Brooklyn didn’t have a pick this year, thanks to Danny Ainge, but some draft-day trades netted them Xavier Thames and Markel Brown. Both were effective college players but don’t project as anything more than marginal NBA talents.
Brooklyn simply didn’t have the cap space or draft picks to do much and they won’t for the next few years. That’s what happens when you make Joe Johnson the 2nd highest paid player in the NBA and mortgage your entire future for aging Kevin Garnett, Paul Pierce, and Jason Terry.
If Brook Lopez is healthy, the Nets definitely have the talent to make the playoffs again. But don’t kid yourselves, this team is not a contender and they won’t be for a while.
New York Knicks (37-45)For more on the Knicks, visit Buckets over Broadway
On top of hiring Derek Fisher, Phil Jackson’s big move this offseason was obviously retaining Carmelo Anthony. Melo is a polarizing figure but the Knicks couldn’t afford to just let him leave. He alone makes them a playoff threat in the East.
The Knicks managed to shed some bad contracts by sending Raymond Felton and Tyson Chandler to Dallas in exchange for Jose Calderon, Wayne Ellington, Shane Larkin, Samuel Dalembert, and a couple future second rounders. Calderon and Dalembert are likely to start right away. Ellington gives the team another shooter. It remains to be seen whether or not Larkin is an NBA talent, but he’s too young to give up on.
The Knicks added three players through the draft, most notably combo forward Cleanthony Early out of Wichita State. Early was expected to be a first-round pick so getting him at 34th overall was a great value pick by Phil Jackson. He’s likely to see major minutes as a rookie at both forward spot.

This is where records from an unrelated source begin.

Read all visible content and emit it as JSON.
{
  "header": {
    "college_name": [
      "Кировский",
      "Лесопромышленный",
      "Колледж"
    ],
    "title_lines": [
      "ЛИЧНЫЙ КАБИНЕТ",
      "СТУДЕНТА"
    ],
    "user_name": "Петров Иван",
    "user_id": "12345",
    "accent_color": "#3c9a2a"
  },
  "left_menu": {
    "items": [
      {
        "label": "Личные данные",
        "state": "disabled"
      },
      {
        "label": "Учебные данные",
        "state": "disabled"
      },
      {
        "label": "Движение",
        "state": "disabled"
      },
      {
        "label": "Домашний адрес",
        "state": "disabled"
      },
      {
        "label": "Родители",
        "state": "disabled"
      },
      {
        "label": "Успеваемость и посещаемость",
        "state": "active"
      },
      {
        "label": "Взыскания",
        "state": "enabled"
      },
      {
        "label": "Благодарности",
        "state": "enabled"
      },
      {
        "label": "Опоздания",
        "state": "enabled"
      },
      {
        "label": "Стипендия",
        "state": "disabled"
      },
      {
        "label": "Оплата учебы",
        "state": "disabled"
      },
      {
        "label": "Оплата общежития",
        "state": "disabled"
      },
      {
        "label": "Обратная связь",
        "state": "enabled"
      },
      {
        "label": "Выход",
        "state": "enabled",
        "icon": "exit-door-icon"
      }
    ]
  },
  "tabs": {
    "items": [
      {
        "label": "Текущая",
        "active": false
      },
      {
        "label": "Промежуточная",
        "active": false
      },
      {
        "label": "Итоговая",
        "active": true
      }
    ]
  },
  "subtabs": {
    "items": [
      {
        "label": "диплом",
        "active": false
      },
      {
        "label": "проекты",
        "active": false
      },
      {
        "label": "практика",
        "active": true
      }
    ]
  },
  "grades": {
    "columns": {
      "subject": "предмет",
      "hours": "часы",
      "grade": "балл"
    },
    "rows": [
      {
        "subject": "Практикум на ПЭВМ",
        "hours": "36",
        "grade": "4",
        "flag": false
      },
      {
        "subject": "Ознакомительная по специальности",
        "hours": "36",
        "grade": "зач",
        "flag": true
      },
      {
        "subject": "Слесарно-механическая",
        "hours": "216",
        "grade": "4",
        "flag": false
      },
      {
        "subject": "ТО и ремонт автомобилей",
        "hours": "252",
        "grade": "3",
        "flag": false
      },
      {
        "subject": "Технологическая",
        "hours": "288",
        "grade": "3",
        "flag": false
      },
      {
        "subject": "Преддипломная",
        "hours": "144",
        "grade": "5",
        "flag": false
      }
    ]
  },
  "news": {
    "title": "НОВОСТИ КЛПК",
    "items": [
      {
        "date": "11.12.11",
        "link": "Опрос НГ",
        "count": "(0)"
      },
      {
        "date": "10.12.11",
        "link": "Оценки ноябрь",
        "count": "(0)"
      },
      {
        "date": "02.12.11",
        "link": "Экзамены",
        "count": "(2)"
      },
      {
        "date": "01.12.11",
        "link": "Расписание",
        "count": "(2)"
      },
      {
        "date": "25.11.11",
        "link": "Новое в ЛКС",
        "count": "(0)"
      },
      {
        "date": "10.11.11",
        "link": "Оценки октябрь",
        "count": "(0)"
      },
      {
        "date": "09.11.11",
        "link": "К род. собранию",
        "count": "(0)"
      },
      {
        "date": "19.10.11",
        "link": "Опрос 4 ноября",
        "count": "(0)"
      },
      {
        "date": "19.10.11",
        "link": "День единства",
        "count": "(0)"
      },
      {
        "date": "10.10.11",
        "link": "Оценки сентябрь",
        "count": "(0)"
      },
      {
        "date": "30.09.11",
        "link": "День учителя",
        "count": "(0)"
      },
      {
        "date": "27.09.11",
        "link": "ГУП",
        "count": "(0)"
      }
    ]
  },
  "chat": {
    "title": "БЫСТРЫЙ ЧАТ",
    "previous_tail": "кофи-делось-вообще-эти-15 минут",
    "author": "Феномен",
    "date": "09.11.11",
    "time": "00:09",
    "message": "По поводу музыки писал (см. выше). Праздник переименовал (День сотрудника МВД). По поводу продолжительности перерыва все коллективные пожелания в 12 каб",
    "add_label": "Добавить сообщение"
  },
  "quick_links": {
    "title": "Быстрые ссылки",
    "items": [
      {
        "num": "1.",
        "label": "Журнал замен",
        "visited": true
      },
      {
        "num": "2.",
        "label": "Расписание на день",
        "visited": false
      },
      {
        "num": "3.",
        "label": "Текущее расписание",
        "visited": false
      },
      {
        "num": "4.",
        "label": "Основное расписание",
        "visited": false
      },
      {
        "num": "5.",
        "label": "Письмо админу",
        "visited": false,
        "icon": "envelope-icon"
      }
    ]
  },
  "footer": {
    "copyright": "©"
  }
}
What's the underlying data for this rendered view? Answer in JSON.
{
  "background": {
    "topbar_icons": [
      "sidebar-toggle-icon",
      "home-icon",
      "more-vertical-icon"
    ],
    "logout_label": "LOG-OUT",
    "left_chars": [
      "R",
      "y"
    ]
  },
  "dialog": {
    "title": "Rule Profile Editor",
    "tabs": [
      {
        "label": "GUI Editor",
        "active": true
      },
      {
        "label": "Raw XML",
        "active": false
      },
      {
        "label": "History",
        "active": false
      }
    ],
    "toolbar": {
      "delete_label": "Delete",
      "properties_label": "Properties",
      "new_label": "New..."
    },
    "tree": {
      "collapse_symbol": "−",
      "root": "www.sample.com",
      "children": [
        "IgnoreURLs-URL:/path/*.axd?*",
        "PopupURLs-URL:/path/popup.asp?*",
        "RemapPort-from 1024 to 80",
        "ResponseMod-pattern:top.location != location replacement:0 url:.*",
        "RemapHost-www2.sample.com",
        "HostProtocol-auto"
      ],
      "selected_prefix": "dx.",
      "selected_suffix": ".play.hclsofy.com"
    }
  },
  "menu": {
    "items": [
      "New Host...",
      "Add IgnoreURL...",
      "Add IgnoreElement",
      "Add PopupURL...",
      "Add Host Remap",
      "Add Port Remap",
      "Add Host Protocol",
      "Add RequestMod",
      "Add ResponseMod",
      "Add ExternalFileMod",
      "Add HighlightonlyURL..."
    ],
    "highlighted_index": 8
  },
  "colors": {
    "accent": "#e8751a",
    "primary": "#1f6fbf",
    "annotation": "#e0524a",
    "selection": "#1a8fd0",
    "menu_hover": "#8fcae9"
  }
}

They also brought in Jason Smith, a canter who highlights as one of the league’s best mid-range shooters, using their Mid-Level Exception. Amar’e Stoudemire and Andrea Bargnani cannot be trusted to hold up so, like Dalembert, Smith could be in for big minutes. They also re-signed center Cole Aldrich.
All in all the Knicks made some nice moves and are going to be in position to make a major splash next year once Amar’e is off the books. Having Carmelo keeps them in the hunt for one of the last playoff spots in the East.
Philadelphia 76ers (19-63)For more on Philly, visit The Sixer Sense
The 76ers are likely to be tanking again and that is why they haven’t made any signings. But they added a lot of guys through the draft, though perhaps their two best additions are unlikely to join the team this year.
Joel Embiid was a risk worth taking at #3. He’s a dynamic talent on both ends of the floor and will become another building block for this franchise if his body cooperates. Dario Saric was widely-regarded as one of the best prospects in the draft, and while he’s unlikely to play in the NBA this year, he was also a good risk at #12.
Philly also added KJ McDaniels, Jerami Grant, Vasilije Micic, Pierre Jackson, and Jordan McRae. College hoops fans should also note that the Sixers brought in Aaron Craft and Sean Kilpatrick as undrafted signings. Both are unlikely to make a roster, but it’s a story worth following.
The 76ers are making it abundantly clear that they’re not trying to rush the rebuilding process. It may not be what their fans want to see, but the added a lot of talent this offseason. It just might not impact the win column right away.
If I had to guess, I’d say the division shakes out pretty similar to last year. Toronto should win, they’re simply the best team. Philly will likely be bottom-feeders. The Knicks have a chance to leap the Nets, however, and even the Celtics should be in for some improvement.